Tuesday, May 04, 2004
 
For You Fans of Nobel Laureates, Robert Mundell is on Letterman again tonight. He's telling "Yo momma jokes" this time. If you are on the West Coast, keep an eye out.

posted by Charles at 11:52 PM
link



Sunday, May 02, 2004
 
Hidden Inflation? Robert Blumen has been arguing for some time that official statistics understate price inflation. (See this and this.)

I'm not convinced he's right, or rather, I'm not convinced the official numbers are off by as much as he thinks. Still, of all the major economic number, the CPI and other inflation measures seem to me to be the most arbitrary. The adjustments for improved quality, for instance, are particularly capricious. Some of the articles Blumen links to, while from quite dbubious sources, do a good job of showing just how dubious some of the decisions about what counts as an improvement in a product and how much to discount for that are.

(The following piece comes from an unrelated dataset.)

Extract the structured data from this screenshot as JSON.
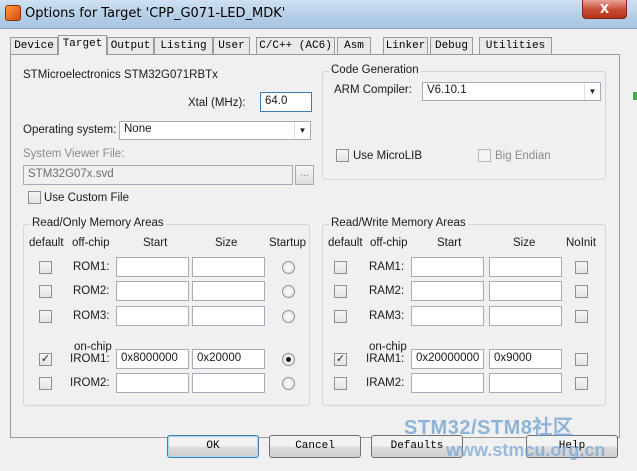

That said, I never understood Alan Greenspan's temporary obsession with deflation. In times of rapid technological change and rapidly growing productivity (like we are allegedly having now), wouldn't you expect mild deflation?

In fact, my former professor George Selgin has persuasively argued that mild deflation is a good thing.


posted by Charles at 10:12 PM
link



Saturday, May 01, 2004
 
But Who Is The Red Queen? I'm sure the Bush administration will hail this as a victory, also.

I'm perplexed at those hawk bloggers, radio talk show hosts and online posters who are now taking the "Bush won the war but is losing the occupation" direction.

What was the goal of the entire endeavor? And why was war necessary to achieve it, i.e., would some other alternative hve worked.

Bush himself doesn't seem to ever had any clear answer. His supporters have offered a constantly shifting numbers of goals. Remember just a few weeks ago when establishing democracy in Iraq was the goal? Now, we are putting former Bathists back into power. And if you listen to right-wing talk radio the lemmings are squealing about the Army investigation into the alleged torture by U.S. personnel of Iraqis at the Abu Ghaib prison. Why is the Army punishing these good soldiers? Doesn't the Pentagon understand torture is the only thing these Arabs understand? So far, the Washington hawks haven't gone that far. But I wouldn't be surprised to hear one do it soon.



posted by Charles at 9:40 PM
link



 
[This page is powered by Blogger]